The Narrows is an incredible hike and something you’ll never experience anywhere else.
Worth a warning: check the weather or ask rangers about the weather before you set off. The Narrows are prone to flash flooding and, frankly, you’ll most likely die if caught during a flood.
The Narrows Trail Details
Start Location (for day hike)
Temple of Sinawava / Stop #9 on Zion Shuttle
Variable and mostly up to you. You could go up to 16 miles if you’re a hardass, but you’ll get the full experience in 4-5 miles. It’s a slow pace while you’re hiking in the water, so that 4-6 miles will take you around seven hours.
Moderately strenuous. Requires wading through knee-deep to waist-deep water frequently and crossing the river on slippery rocks. Not dangerous, but also not a stroll in the park.
No, for the day-hike. Yes, for the overnight backpacking trip.

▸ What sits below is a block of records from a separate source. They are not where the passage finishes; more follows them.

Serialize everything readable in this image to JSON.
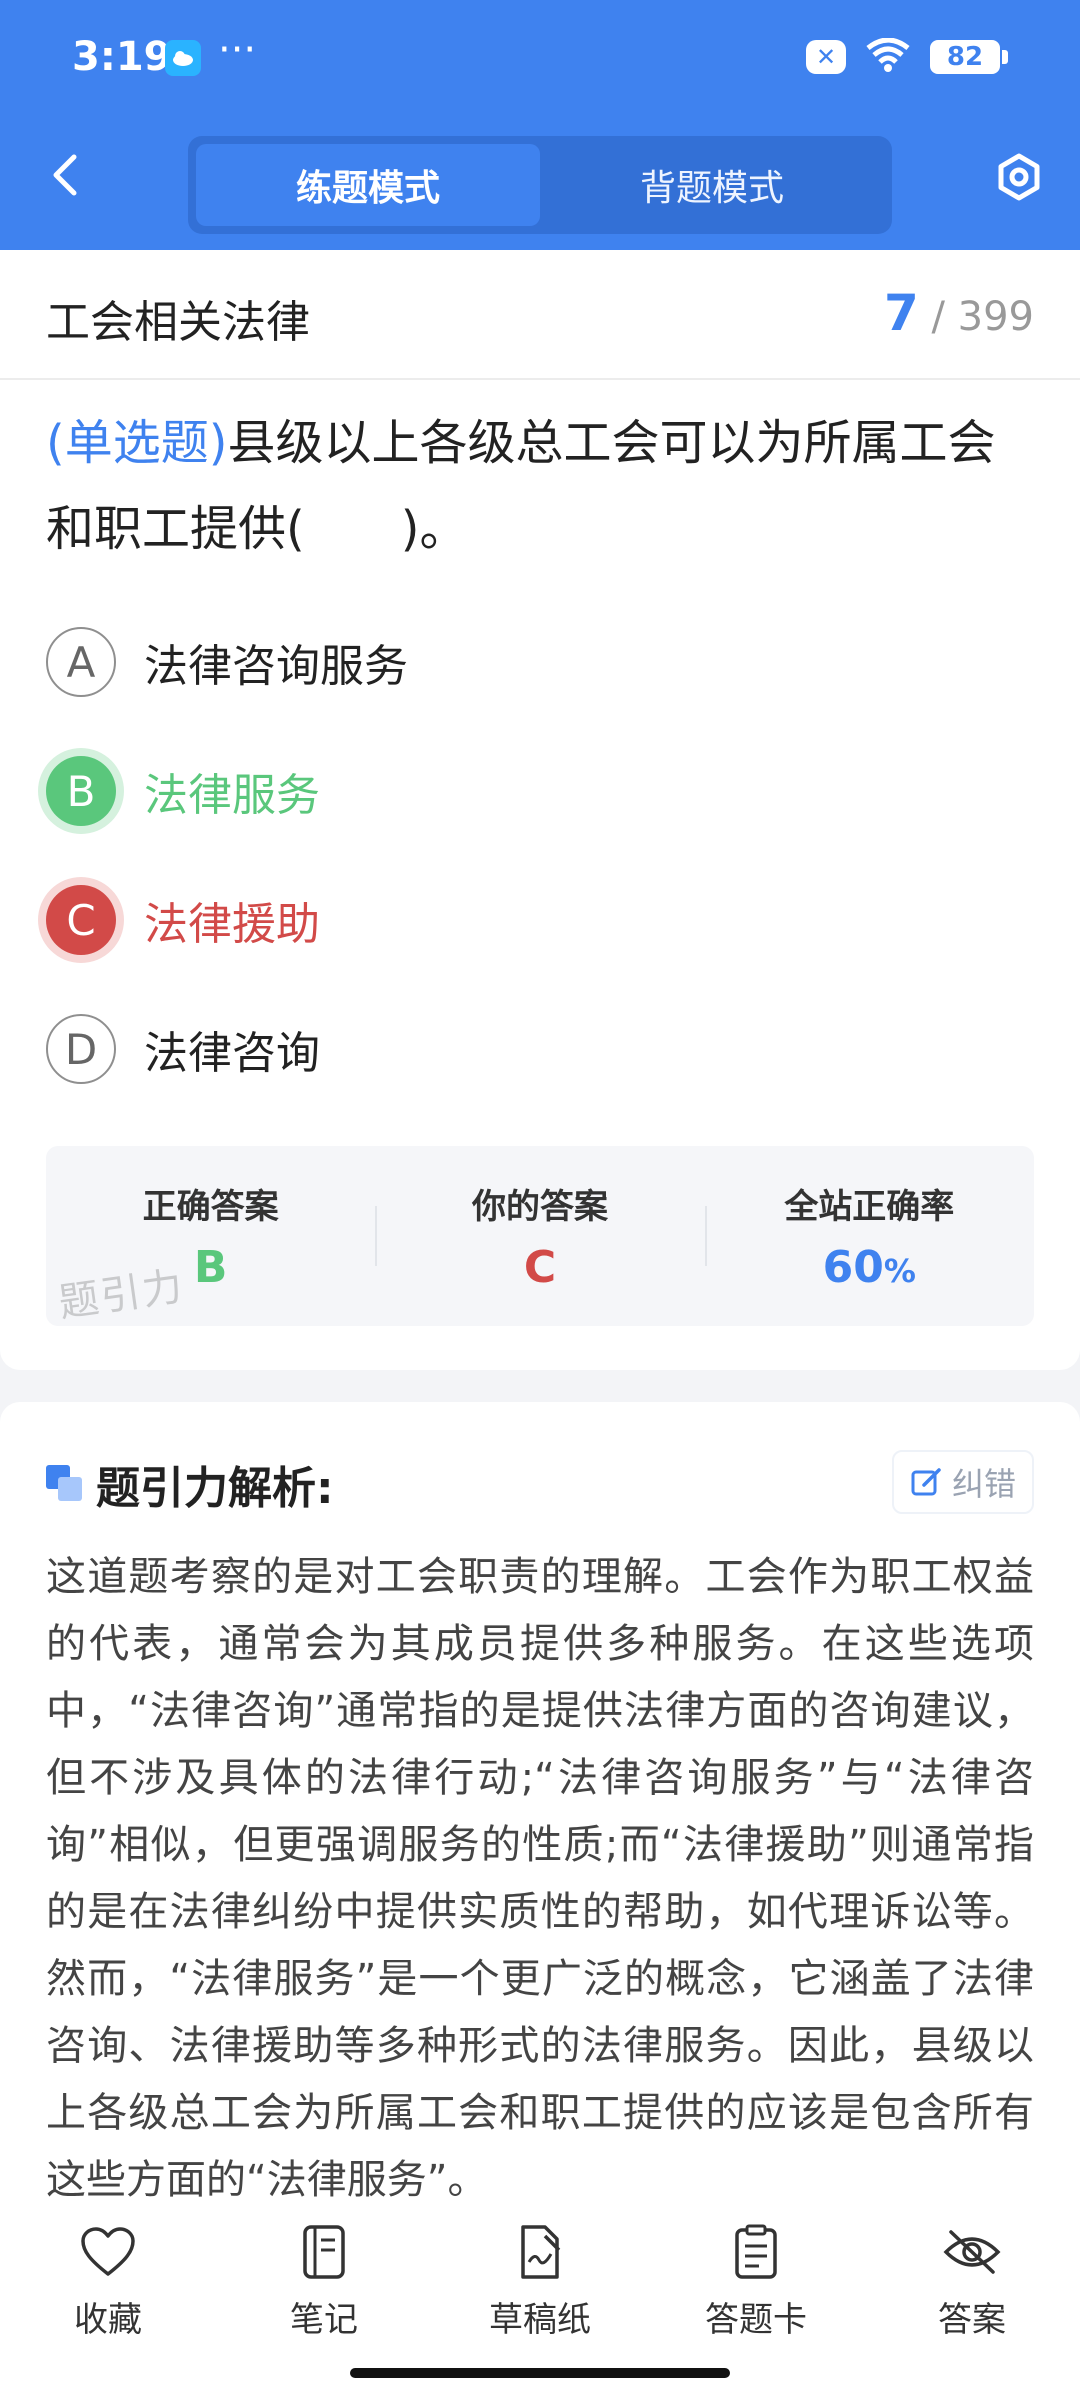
{
  "status_bar": {
    "time": "3:19",
    "more": "···",
    "battery": "82"
  },
  "header": {
    "tabs": [
      {
        "label": "练题模式",
        "active": true
      },
      {
        "label": "背题模式",
        "active": false
      }
    ],
    "accent_color": "#3f82ef"
  },
  "question": {
    "section": "工会相关法律",
    "current": "7",
    "total": "/ 399",
    "type": "(单选题)",
    "text": "县级以上各级总工会可以为所属工会和职工提供(　　)。",
    "options": [
      {
        "letter": "A",
        "text": "法律咨询服务",
        "state": "normal"
      },
      {
        "letter": "B",
        "text": "法律服务",
        "state": "correct"
      },
      {
        "letter": "C",
        "text": "法律援助",
        "state": "wrong"
      },
      {
        "letter": "D",
        "text": "法律咨询",
        "state": "normal"
      }
    ]
  },
  "answer_summary": {
    "correct_label": "正确答案",
    "correct_value": "B",
    "yours_label": "你的答案",
    "yours_value": "C",
    "rate_label": "全站正确率",
    "rate_value": "60",
    "rate_unit": "%",
    "watermark": "题引力"
  },
  "analysis": {
    "title": "题引力解析:",
    "report_label": "纠错",
    "text": "这道题考察的是对工会职责的理解。工会作为职工权益的代表，通常会为其成员提供多种服务。在这些选项中，“法律咨询”通常指的是提供法律方面的咨询建议，但不涉及具体的法律行动;“法律咨询服务”与“法律咨询”相似，但更强调服务的性质;而“法律援助”则通常指的是在法律纠纷中提供实质性的帮助，如代理诉讼等。然而，“法律服务”是一个更广泛的概念，它涵盖了法律咨询、法律援助等多种形式的法律服务。因此，县级以上各级总工会为所属工会和职工提供的应该是包含所有这些方面的“法律服务”。"
  },
  "bottom_bar": {
    "items": [
      {
        "label": "收藏",
        "icon": "heart-icon"
      },
      {
        "label": "笔记",
        "icon": "notebook-icon"
      },
      {
        "label": "草稿纸",
        "icon": "draft-icon"
      },
      {
        "label": "答题卡",
        "icon": "answer-card-icon"
      },
      {
        "label": "答案",
        "icon": "eye-off-icon"
      }
    ]
  }
}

Absolutely do not do this hike if there’s significant threat of rain in the area. The Narrows are prone to flash flooding.
Restrooms at the beginning of the trail, but no restrooms along the way. Though there’s a river, I guess (you may get a felony for indecent exposure, but YOLO). The Narrows are usually closed during spring due to snowmelt and run-off from March to mid-May — ask rangers before heading up. Winter hiking is possible with the proper gear, which you can rent from many stores in Springdale just outside the park entrance.
3) Observation Point at Zion National Park
Observation Point is much less talked about than Angel’s Landing and The Narrows, but it offers one of the most jaw-dropping views in all of Zion National Park.
It’s quite a doozie, though, with an elevation change of 2,100 feet and lots of fun switchbacks.
The trail starts at Weeping Rock, an easy hike and famous tourist attraction at Zion, where water flows out of the sandstone walls — giving the appearing of the rock weeping.
Creative naming systems around these parts, huh?
The Observation Point trail immediately throws you into a rapid ascent and you quickly find yourself 700-800 feet above Zion Canyon. About halfway up the initial switchbacks, the path diverges, with one way taking you to Hidden Canyon and the other continuing to Observation Point.
If you plan on checking out Hidden Canyon, tack on an extra 1-3 hours to the Observation Point time. My suggestion is wait until you’re coming down before adding on Hidden Canyon. That way, you’re not too tired to make it to Observation.
Or maybe you’re in great shape and can do it all. Hey, it’s your call. I don’t really care.
Passing Hidden Canyon and continuing the ascent to Observation, you’ll soon find Echo Canyon — a welcome change of scenery and shade from the sun.
The trail to Observation Point continues its ascent, zig-zagging along the sandstone cliffs and offering frequent glimpses of the view soon-to-come. You’ll soon hit the final trail junction with the East Mesa Trail, which is a less-used trail to Observation Point starting in the eastern portion of Zion.
By now, your legs will feel like they’ve been beaten with a stick. Fortunately, the trail flattens the entire last mile, just when you’re about to lay down and weep. Carry on to the end of the trail: Observation Point.
Here, you’re met with a 270-degree, breathtaking view of Zion Canyon, including a clear shot of Angel’s Landing below. Grab some lunch in the little bit of shade offered by the trees (just watch out for the chipmunks…they’ll bite your fingers off with their little chompers, no lie).
Observation Point Trail Details
Weeping Rock / Stop #7 on Zion Shuttle
8 miles / 7-8 hours
Strenuous, but doable for most people with breaks and lots of delicious waters
No restrooms along the trail that I know of. No McDonald’s either. Sad, I know.
What’d We Leave Off The List?
Let us know in the comments which of your favorite hikes at Zion we left off the list.